1) What should I know about this art?
The history of this art can be traced back to the Sung Dynasty in China (960-1279 AD). During this time, landscape paintings were popular and often featured mountains. These paintings were typically divided into 3 panels, with each panel depicting a different stage in the journey up the mountain. This allowed for a more detailed and nuanced portrayal of the scene.
In later years, this art spread to other parts of East Asia including Japan and Korea. It continued to evolve over time, eventually becoming known as “Sankei” or three views painting. type of painting usually features a natural landscape with mountains or hills in the foreground and a larger landscape in the background.

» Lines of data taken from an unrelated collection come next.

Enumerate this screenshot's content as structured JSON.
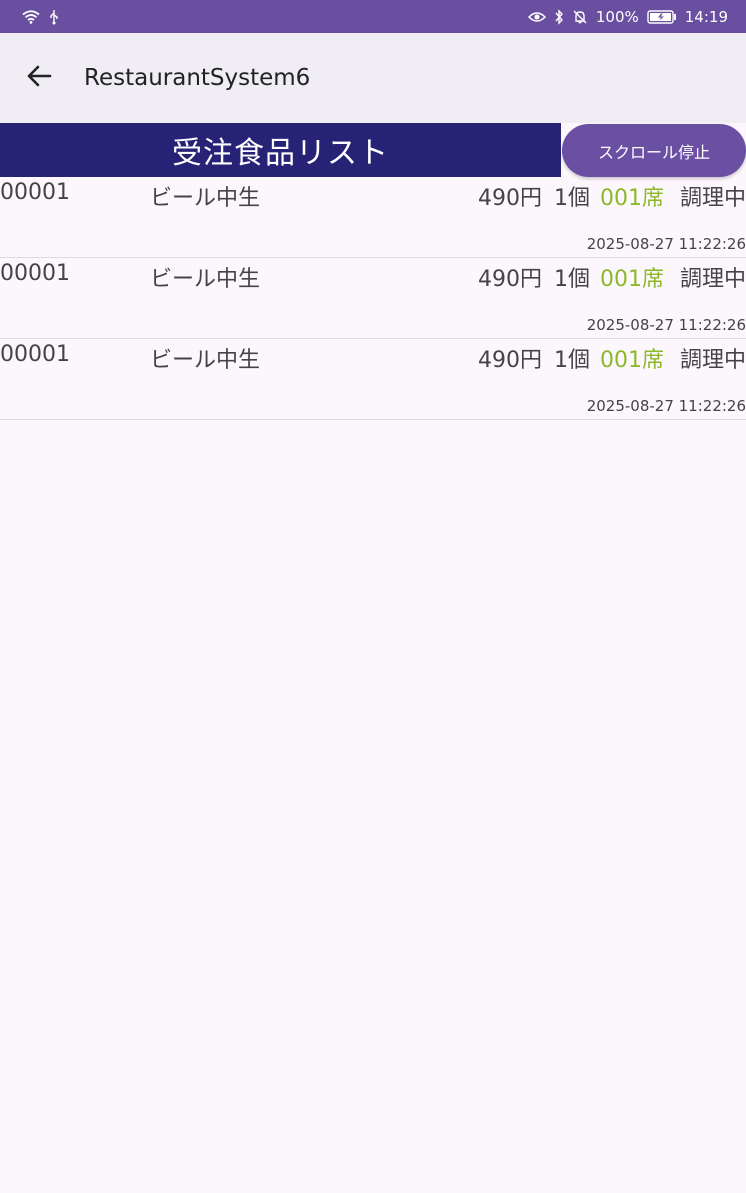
{
  "status_bar": {
    "battery": "100%",
    "time": "14:19"
  },
  "app_bar": {
    "title": "RestaurantSystem6"
  },
  "list_header": {
    "title": "受注食品リスト",
    "scroll_stop_label": "スクロール停止"
  },
  "colors": {
    "status_bar": "#6a4fa0",
    "header": "#262276",
    "accent_button": "#6b4fa3",
    "seat_text": "#8db82a",
    "background": "#fcf7fd"
  },
  "orders": [
    {
      "id": "00001",
      "name": "ビール中生",
      "price": "490円",
      "qty": "1個",
      "seat": "001席",
      "status": "調理中",
      "time": "2025-08-27 11:22:26"
    },
    {
      "id": "00001",
      "name": "ビール中生",
      "price": "490円",
      "qty": "1個",
      "seat": "001席",
      "status": "調理中",
      "time": "2025-08-27 11:22:26"
    },
    {
      "id": "00001",
      "name": "ビール中生",
      "price": "490円",
      "qty": "1個",
      "seat": "001席",
      "status": "調理中",
      "time": "2025-08-27 11:22:26"
    }
  ]
}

The technique is often used to depict scenes from nature, such as waterfalls, forests, and rice paddies. In recent years, this art has experienced a resurgence in popularity, with many artists revisiting this traditional style of painting.
One reason for its resurgence may be that it offers a different perspective on landscapes than traditional Western paintings. It can also be seen as a more meditative way to view nature, providing an opportunity to slow down and appreciate the beauty of our surroundings.
2) How does this art work?
In 3-panel art, 3 panels are used to create a single composite picture. In traditional Chinese painting, the sky is often depicted as blue rather than grey or white – this makes it easier for artists to combine 3 images into one. The middle landscape can be any size and shape that pleases the artist; however, most painters prefer landscapes with mountains in them due to their natural symmetry.
The foreground image usually offers some interesting detail from nature such as wildflowers or rocks with unique shapes. It may also refer back directly to the central portion of the canvas by depicting a path leading up to an imposing peak behind two smaller peaks ahead of it on either side of the work’s centerline (this creates 3 distinct spaces).
We hope this information has been useful to you.